On trial will be a $385,000 "Gunderboom'' fabric filter system. The system is basically a curtain hanging down from a floating rod (the boom) out in the lake. Water is allowed to pass through the filter into the swimming area but it screens out unwelcome microbes.
"This is actually getting at the problem,'' said parks Supt. David Doig. "It is exciting because it attempts to address how we keep the bacteria out of the beach area.''
Richard Whitman of the U.S. Geological Survey welcomes the experiment.
"If it works, it'll be a ground-breaking model,'' he said.
The project still must be approved by the park board.

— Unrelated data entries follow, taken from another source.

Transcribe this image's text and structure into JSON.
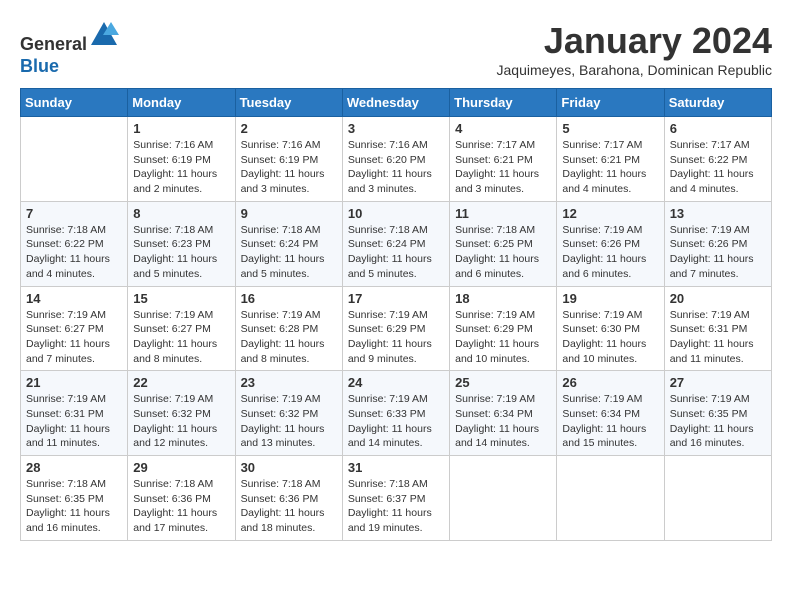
{
  "header": {
    "logo_line1": "General",
    "logo_line2": "Blue",
    "title": "January 2024",
    "subtitle": "Jaquimeyes, Barahona, Dominican Republic"
  },
  "weekdays": [
    "Sunday",
    "Monday",
    "Tuesday",
    "Wednesday",
    "Thursday",
    "Friday",
    "Saturday"
  ],
  "weeks": [
    [
      {
        "day": "",
        "info": ""
      },
      {
        "day": "1",
        "info": "Sunrise: 7:16 AM\nSunset: 6:19 PM\nDaylight: 11 hours\nand 2 minutes."
      },
      {
        "day": "2",
        "info": "Sunrise: 7:16 AM\nSunset: 6:19 PM\nDaylight: 11 hours\nand 3 minutes."
      },
      {
        "day": "3",
        "info": "Sunrise: 7:16 AM\nSunset: 6:20 PM\nDaylight: 11 hours\nand 3 minutes."
      },
      {
        "day": "4",
        "info": "Sunrise: 7:17 AM\nSunset: 6:21 PM\nDaylight: 11 hours\nand 3 minutes."
      },
      {
        "day": "5",
        "info": "Sunrise: 7:17 AM\nSunset: 6:21 PM\nDaylight: 11 hours\nand 4 minutes."
      },
      {
        "day": "6",
        "info": "Sunrise: 7:17 AM\nSunset: 6:22 PM\nDaylight: 11 hours\nand 4 minutes."
      }
    ],
    [
      {
        "day": "7",
        "info": "Sunrise: 7:18 AM\nSunset: 6:22 PM\nDaylight: 11 hours\nand 4 minutes."
      },
      {
        "day": "8",
        "info": "Sunrise: 7:18 AM\nSunset: 6:23 PM\nDaylight: 11 hours\nand 5 minutes."
      },
      {
        "day": "9",
        "info": "Sunrise: 7:18 AM\nSunset: 6:24 PM\nDaylight: 11 hours\nand 5 minutes."
      },
      {
        "day": "10",
        "info": "Sunrise: 7:18 AM\nSunset: 6:24 PM\nDaylight: 11 hours\nand 5 minutes."
      },
      {
        "day": "11",
        "info": "Sunrise: 7:18 AM\nSunset: 6:25 PM\nDaylight: 11 hours\nand 6 minutes."
      },
      {
        "day": "12",
        "info": "Sunrise: 7:19 AM\nSunset: 6:26 PM\nDaylight: 11 hours\nand 6 minutes."
      },
      {
        "day": "13",
        "info": "Sunrise: 7:19 AM\nSunset: 6:26 PM\nDaylight: 11 hours\nand 7 minutes."
      }
    ],
    [
      {
        "day": "14",
        "info": "Sunrise: 7:19 AM\nSunset: 6:27 PM\nDaylight: 11 hours\nand 7 minutes."
      },
      {
        "day": "15",
        "info": "Sunrise: 7:19 AM\nSunset: 6:27 PM\nDaylight: 11 hours\nand 8 minutes."
      },
      {
        "day": "16",
        "info": "Sunrise: 7:19 AM\nSunset: 6:28 PM\nDaylight: 11 hours\nand 8 minutes."
      },
      {
        "day": "17",
        "info": "Sunrise: 7:19 AM\nSunset: 6:29 PM\nDaylight: 11 hours\nand 9 minutes."
      },
      {
        "day": "18",
        "info": "Sunrise: 7:19 AM\nSunset: 6:29 PM\nDaylight: 11 hours\nand 10 minutes."
      },
      {
        "day": "19",
        "info": "Sunrise: 7:19 AM\nSunset: 6:30 PM\nDaylight: 11 hours\nand 10 minutes."
      },
      {
        "day": "20",
        "info": "Sunrise: 7:19 AM\nSunset: 6:31 PM\nDaylight: 11 hours\nand 11 minutes."
      }
    ],
    [
      {
        "day": "21",
        "info": "Sunrise: 7:19 AM\nSunset: 6:31 PM\nDaylight: 11 hours\nand 11 minutes."
      },
      {
        "day": "22",
        "info": "Sunrise: 7:19 AM\nSunset: 6:32 PM\nDaylight: 11 hours\nand 12 minutes."
      },
      {
        "day": "23",
        "info": "Sunrise: 7:19 AM\nSunset: 6:32 PM\nDaylight: 11 hours\nand 13 minutes."
      },
      {
        "day": "24",
        "info": "Sunrise: 7:19 AM\nSunset: 6:33 PM\nDaylight: 11 hours\nand 14 minutes."
      },
      {
        "day": "25",
        "info": "Sunrise: 7:19 AM\nSunset: 6:34 PM\nDaylight: 11 hours\nand 14 minutes."
      },
      {
        "day": "26",
        "info": "Sunrise: 7:19 AM\nSunset: 6:34 PM\nDaylight: 11 hours\nand 15 minutes."
      },
      {
        "day": "27",
        "info": "Sunrise: 7:19 AM\nSunset: 6:35 PM\nDaylight: 11 hours\nand 16 minutes."
      }
    ],
    [
      {
        "day": "28",
        "info": "Sunrise: 7:18 AM\nSunset: 6:35 PM\nDaylight: 11 hours\nand 16 minutes."
      },
      {
        "day": "29",
        "info": "Sunrise: 7:18 AM\nSunset: 6:36 PM\nDaylight: 11 hours\nand 17 minutes."
      },
      {
        "day": "30",
        "info": "Sunrise: 7:18 AM\nSunset: 6:36 PM\nDaylight: 11 hours\nand 18 minutes."
      },
      {
        "day": "31",
        "info": "Sunrise: 7:18 AM\nSunset: 6:37 PM\nDaylight: 11 hours\nand 19 minutes."
      },
      {
        "day": "",
        "info": ""
      },
      {
        "day": "",
        "info": ""
      },
      {
        "day": "",
        "info": ""
      }
    ]
  ]
}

For years, 63rd Street Beach has been closed to swimmers a frustrating number of days each summer. It consistently shows the highest daily counts of E. coli among all the lakefront beaches during the swimming season, park officials say.
The source of the bacteria is a mystery. Possible culprits include seagulls and pets. A leaky sewage pipe was thought to be a big source and patched. However, other suspects are the very shallow water level and the curved shoreline that creates a cove.

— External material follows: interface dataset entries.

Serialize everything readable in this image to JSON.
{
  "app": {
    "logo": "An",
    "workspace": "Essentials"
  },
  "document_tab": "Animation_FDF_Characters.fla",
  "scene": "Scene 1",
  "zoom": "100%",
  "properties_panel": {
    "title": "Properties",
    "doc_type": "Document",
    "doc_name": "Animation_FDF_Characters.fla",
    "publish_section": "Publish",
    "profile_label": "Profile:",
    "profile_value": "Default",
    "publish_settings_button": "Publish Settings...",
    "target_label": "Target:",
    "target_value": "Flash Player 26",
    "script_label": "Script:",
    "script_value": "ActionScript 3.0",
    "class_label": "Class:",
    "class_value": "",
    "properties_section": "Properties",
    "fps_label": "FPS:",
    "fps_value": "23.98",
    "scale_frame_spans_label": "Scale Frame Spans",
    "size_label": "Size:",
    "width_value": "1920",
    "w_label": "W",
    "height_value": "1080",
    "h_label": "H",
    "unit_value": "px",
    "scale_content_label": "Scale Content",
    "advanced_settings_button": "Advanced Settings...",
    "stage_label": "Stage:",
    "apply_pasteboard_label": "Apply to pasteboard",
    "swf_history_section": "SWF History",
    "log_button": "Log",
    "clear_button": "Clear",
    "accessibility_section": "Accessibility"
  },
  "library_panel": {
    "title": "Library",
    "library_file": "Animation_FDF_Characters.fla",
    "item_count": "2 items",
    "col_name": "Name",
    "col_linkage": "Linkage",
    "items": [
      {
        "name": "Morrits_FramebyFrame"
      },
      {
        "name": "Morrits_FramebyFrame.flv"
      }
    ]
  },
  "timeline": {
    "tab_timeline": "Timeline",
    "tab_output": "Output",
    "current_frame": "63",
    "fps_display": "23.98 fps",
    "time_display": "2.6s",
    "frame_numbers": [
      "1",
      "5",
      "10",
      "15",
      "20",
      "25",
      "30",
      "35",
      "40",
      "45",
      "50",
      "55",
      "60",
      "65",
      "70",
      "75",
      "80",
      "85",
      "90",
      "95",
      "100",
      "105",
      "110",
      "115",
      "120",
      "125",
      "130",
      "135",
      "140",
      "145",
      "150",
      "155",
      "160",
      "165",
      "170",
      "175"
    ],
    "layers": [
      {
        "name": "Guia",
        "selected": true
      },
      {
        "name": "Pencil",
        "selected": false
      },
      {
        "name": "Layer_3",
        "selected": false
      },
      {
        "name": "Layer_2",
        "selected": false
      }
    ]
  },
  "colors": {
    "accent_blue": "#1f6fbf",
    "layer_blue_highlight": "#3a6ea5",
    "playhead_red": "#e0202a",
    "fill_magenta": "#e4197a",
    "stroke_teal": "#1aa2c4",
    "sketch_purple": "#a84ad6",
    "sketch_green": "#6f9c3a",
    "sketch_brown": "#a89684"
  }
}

The Gunderboom system was developed by engineers in Anchorage, Alaska, who were on hand in 1989 when oil from the Exxon Valdez threatened the shore. The system is named for engineer Bill Gunderson.
Next spring, 30 days before Memorial Day when beaches open, the Gunderboom patented filter will be dropped into Lake Michigan--hanging it from an 1,800-foot C-shaped rubberized boom filled with Styrofoam to keep it afloat. It will protect a 1,000-foot stretch of beach.
"We guarantee a minimum of 50 percent reduction in bacteria and/or . . . safe swimming levels,'' said Jim Miner, executive vice president of Gunderson's company, PN&D Engineering. "It should be safe every day for swimming.''
The fabric is made of polypropylene and polyester, and looks a bit like tough black felt. The curtain will be sealed to the lake floor by a nonpermeable skirt. Each end is fastened down on land, and several points are anchored under water.
Bathers on the beach will be able to see the boom in the water, 10 inches to a foot above the surface and 600 feet out at the farthest point.
A pump will be installed, ready to move water from inside the boom area to outside, if, say, a storm sends waves over the top and inside the swimming area and the bacteria count rises.